Source: Canadian Dairy Commission
Q: How many price adjustments to the farmgate price of milk happened in 2022?
By the end of 2022, there will have been two adjustments to milk component prices.
- The first was announced on October 29, 2021 and was implemented on February 1, 2022. This adjustment stemmed from regularly timed annual pricing consultations carried out in fall 2021.
- The second will occur on September 1, 2022. This second adjustment stemmed from a mid-year stakeholder request for price adjustments due to exceptional cost increases observed on-farm during spring 2022.
Q: Is it normal to have two price adjustments in a year?
The norm in the dairy sector is to have one price adjustment per year, which goes into effect on February 1. The process to calculate a price adjustment occurs four months before the prices take effect (e.g., during October).
Q: Why will a second adjustment be made on September 1, 2022?
In spring 2022, dairy farmers experienced a significant increase in on-farm costs that was not captured in the available cost of production (COP) data. The available COP data reflected costs from the year 2020 indexed to the year 2021, used to establish the February 1, 2022 prices.
In winter 2022, the significant increase in feed costs along with many other variables including fuel and fertilizer, meant that the price for milk set on February 1, 2022 did not reflect the cost of production on-the-ground. As such, a process for mid-year increases was initiated by industry.
Q: How will the September 1, 2022 price adjustment affect future price adjustments?
The September 1, 2022 price adjustment will be considered as an “advance”. In other words, future price adjustments in 2023 will not compound on the September 1, 2022 adjustment. Rather, the February 1, 2023 adjustment will be net of the September 1 adjustment.
This process ensures that milk prices to do not change beyond the adjustments dictated by cost of production and consumer price indices.
Q: On what data are price adjustments based?
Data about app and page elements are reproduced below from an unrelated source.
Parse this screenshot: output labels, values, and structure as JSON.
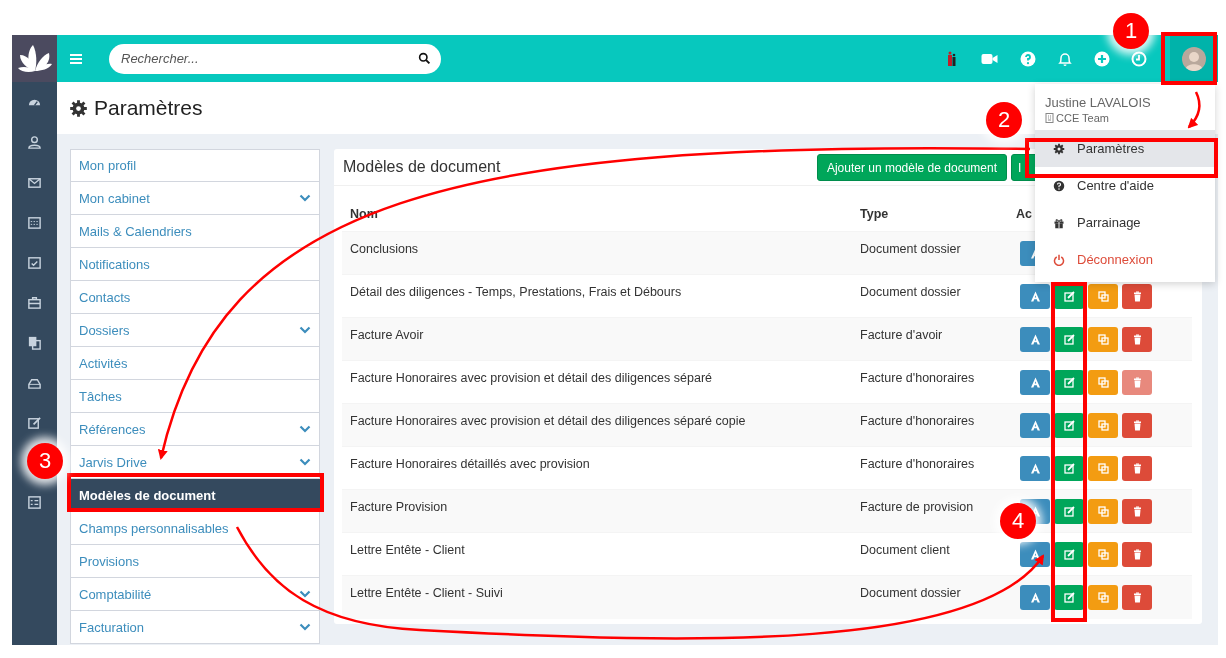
{
  "topbar": {
    "search": {
      "placeholder": "Rechercher..."
    }
  },
  "page": {
    "title": "Paramètres"
  },
  "settings_menu": {
    "items": [
      {
        "label": "Mon profil",
        "expandable": false,
        "selected": false
      },
      {
        "label": "Mon cabinet",
        "expandable": true,
        "selected": false
      },
      {
        "label": "Mails & Calendriers",
        "expandable": false,
        "selected": false
      },
      {
        "label": "Notifications",
        "expandable": false,
        "selected": false
      },
      {
        "label": "Contacts",
        "expandable": false,
        "selected": false
      },
      {
        "label": "Dossiers",
        "expandable": true,
        "selected": false
      },
      {
        "label": "Activités",
        "expandable": false,
        "selected": false
      },
      {
        "label": "Tâches",
        "expandable": false,
        "selected": false
      },
      {
        "label": "Références",
        "expandable": true,
        "selected": false
      },
      {
        "label": "Jarvis Drive",
        "expandable": true,
        "selected": false
      },
      {
        "label": "Modèles de document",
        "expandable": false,
        "selected": true
      },
      {
        "label": "Champs personnalisables",
        "expandable": false,
        "selected": false
      },
      {
        "label": "Provisions",
        "expandable": false,
        "selected": false
      },
      {
        "label": "Comptabilité",
        "expandable": true,
        "selected": false
      },
      {
        "label": "Facturation",
        "expandable": true,
        "selected": false
      }
    ]
  },
  "panel": {
    "title": "Modèles de document",
    "buttons": [
      "Ajouter un modèle de document",
      "I"
    ],
    "table": {
      "columns": [
        "Nom",
        "Type",
        "Ac"
      ],
      "rows": [
        {
          "name": "Conclusions",
          "type": "Document dossier"
        },
        {
          "name": "Détail des diligences - Temps, Prestations, Frais et Débours",
          "type": "Document dossier",
          "delete_disabled": false
        },
        {
          "name": "Facture Avoir",
          "type": "Facture d'avoir",
          "delete_disabled": false
        },
        {
          "name": "Facture Honoraires avec provision et détail des diligences séparé",
          "type": "Facture d'honoraires",
          "delete_disabled": true
        },
        {
          "name": "Facture Honoraires avec provision et détail des diligences séparé copie",
          "type": "Facture d'honoraires",
          "delete_disabled": false
        },
        {
          "name": "Facture Honoraires détaillés avec provision",
          "type": "Facture d'honoraires",
          "delete_disabled": false
        },
        {
          "name": "Facture Provision",
          "type": "Facture de provision",
          "delete_disabled": false
        },
        {
          "name": "Lettre Entête - Client",
          "type": "Document client",
          "delete_disabled": false
        },
        {
          "name": "Lettre Entête - Client - Suivi",
          "type": "Document dossier",
          "delete_disabled": false
        }
      ]
    }
  },
  "user_menu": {
    "name": "Justine LAVALOIS",
    "team": "CCE Team",
    "items": [
      {
        "kind": "settings",
        "label": "Paramètres",
        "selected": true
      },
      {
        "kind": "help",
        "label": "Centre d'aide",
        "selected": false
      },
      {
        "kind": "gift",
        "label": "Parrainage",
        "selected": false
      },
      {
        "kind": "logout",
        "label": "Déconnexion",
        "selected": false
      }
    ]
  },
  "annotations": {
    "badges": [
      "1",
      "2",
      "3",
      "4"
    ]
  }
}
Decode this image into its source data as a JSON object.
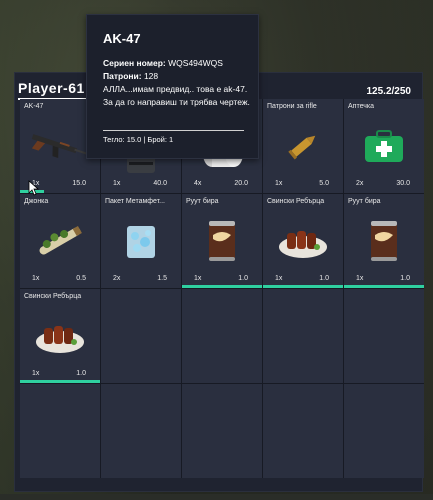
{
  "header": {
    "player_name": "Player-61",
    "weight": "125.2/250"
  },
  "tooltip": {
    "title": "AK-47",
    "serial_label": "Сериен номер:",
    "serial_value": "WQS494WQS",
    "ammo_label": "Патрони:",
    "ammo_value": "128",
    "description": "АЛЛА...имам предвид.. това е ak-47. За да го направиш ти трябва чертеж.",
    "footer": "Тегло: 15.0 | Брой: 1"
  },
  "slots": [
    {
      "label": "AK-47",
      "count": "1x",
      "weight": "15.0",
      "icon": "ak47-rifle-icon",
      "durability": "partial"
    },
    {
      "label": "",
      "count": "1x",
      "weight": "40.0",
      "icon": "armor-vest-icon"
    },
    {
      "label": "",
      "count": "4x",
      "weight": "20.0",
      "icon": "toilet-paper-icon"
    },
    {
      "label": "Патрони за rifle",
      "count": "1x",
      "weight": "5.0",
      "icon": "rifle-bullet-icon"
    },
    {
      "label": "Аптечка",
      "count": "2x",
      "weight": "30.0",
      "icon": "medkit-icon"
    },
    {
      "label": "Джонка",
      "count": "1x",
      "weight": "0.5",
      "icon": "joint-icon"
    },
    {
      "label": "Пакет Метамфет...",
      "count": "2x",
      "weight": "1.5",
      "icon": "meth-bag-icon"
    },
    {
      "label": "Руут бира",
      "count": "1x",
      "weight": "1.0",
      "icon": "root-beer-can-icon",
      "durability": "full"
    },
    {
      "label": "Свински Ребърца",
      "count": "1x",
      "weight": "1.0",
      "icon": "pork-ribs-icon",
      "durability": "full"
    },
    {
      "label": "Руут бира",
      "count": "1x",
      "weight": "1.0",
      "icon": "root-beer-can-icon",
      "durability": "full"
    },
    {
      "label": "Свински Ребърца",
      "count": "1x",
      "weight": "1.0",
      "icon": "pork-ribs-icon",
      "durability": "full"
    }
  ],
  "colors": {
    "accent": "#2fd0a0",
    "panel": "#1f2330",
    "slot": "#2a2f3f"
  }
}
Price adjustments are based on a combination of the indexed cost of production for milk, the overall consumer price index in Canada, and other Statistics Canada indices. Given that cost of production data has a delay, StatsCan indices are used to index the overall cost of production forward to the current year.
Q: What is the goal of the COP study?
The goal of the COP study is to accurately measure the on-farm cost of producing a hectolitre of milk (100 litres). Given that the cost of production is based on volume, productivity gains are always accounted for in the cost of production figure.
There is a lag between the time the COP survey is completed and the time the COP data is used in pricing calculation. To ensure COP data is representative of the time period in which it is applied, results are indexed forward to the latest available data. The indexed cost of production figures are used for pricing purposes.
As an example, the cost of production study conducted in the year 2020 was indexed forward to mid-year 2021 for application towards February 1, 2022 price adjustments. The September 1, 2022 price adjustments were based on the 2020 cost of production and indexation data available, up to April 2022.
Q: When will the final indexed cost of production study be published?
The CDC receives raw data in June of each year. The CDC shares raw COP results (unindexed) with stakeholders in July/August for information.
Once all monthly StatsCan indices have been received in early October, the CDC publishes the final indexed COP results. These results are used in the price adjustment process.
For example, the 2021 indexed cost of production survey, which will be used to determine an adjustment on February 1, 2023, will be published in October 2022. This will coincide with the annual price adjustment process. In order to use 2021 cost of production data for 2023 pricing, the data must be indexed forward using StatsCan indices to reflect changes in the economy over time.
The results of the previous cost of production surveys including indexation can be found on the CDC website.
Q: Has the cost of production for milk increased over the last 5 years?
Yes. The indexed cost of production used to establish price adjustments for milk has increased over the last years.
Q: How will the change in COP from 2020 to 2021 affect any upcoming pricing results?
The next price change is planned for February 1, 2023. Currently, the final indexed figure for the COP survey conducted in 2021 is not yet available. Final indices will be available in October.
The baseline for the change to COP effective February 1, 2023 is $92.20/hl, as seen in the graph above. It represents the expected increase in COP for 2021 (COP 2020 indexed)This figure will be compared to the 2021 COP indexed to 2022 to measure the net % change in COP for 2023. As such, February 1, 2023 price adjustments will take into account not only the expected increase in COP for 2022 but also any correction from the previous year.